§ **Provided records**:

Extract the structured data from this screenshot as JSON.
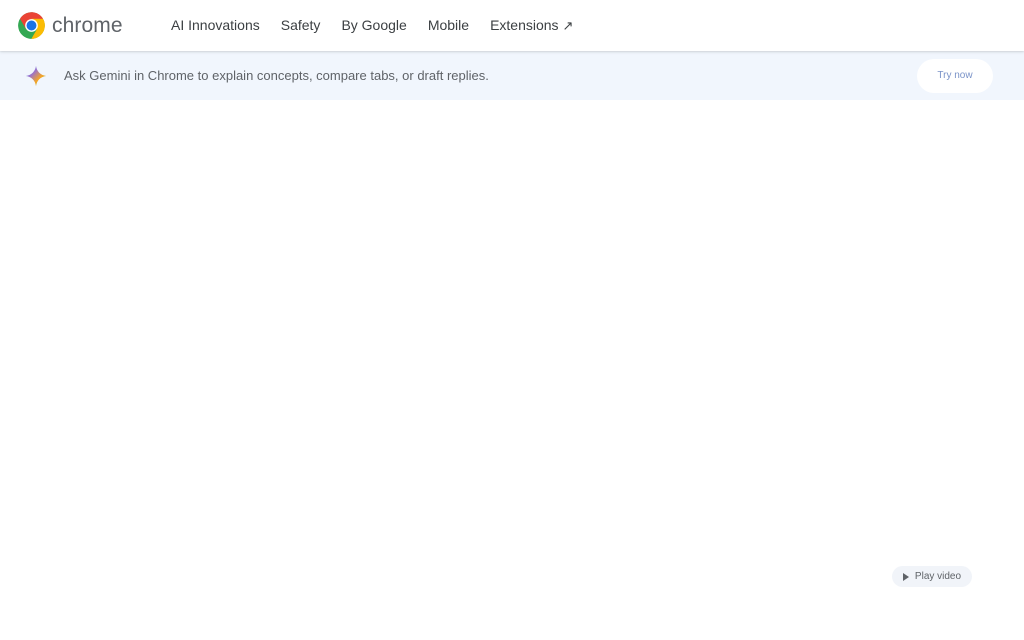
{
  "header": {
    "brand_name": "chrome",
    "brand_icon": "chrome-logo-icon",
    "nav": [
      {
        "label": "AI Innovations"
      },
      {
        "label": "Safety"
      },
      {
        "label": "By Google"
      },
      {
        "label": "Mobile"
      },
      {
        "label": "Extensions",
        "icon": "external-link-arrow-icon",
        "glyph": "↗"
      }
    ]
  },
  "banner": {
    "icon": "gemini-sparkle-icon",
    "text": "Ask Gemini in Chrome to explain concepts, compare tabs, or draft replies.",
    "cta_label": "Try now"
  },
  "video": {
    "icon": "play-icon",
    "label": "Play video"
  },
  "colors": {
    "banner_background": "#f1f6fd",
    "cta_text": "#7a93c8",
    "nav_text": "#3c4043"
  }
}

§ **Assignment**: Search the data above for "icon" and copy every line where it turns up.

§ **Task answer**:
    "brand_icon": "chrome-logo-icon",
        "icon": "external-link-arrow-icon",
    "icon": "gemini-sparkle-icon",
    "icon": "play-icon",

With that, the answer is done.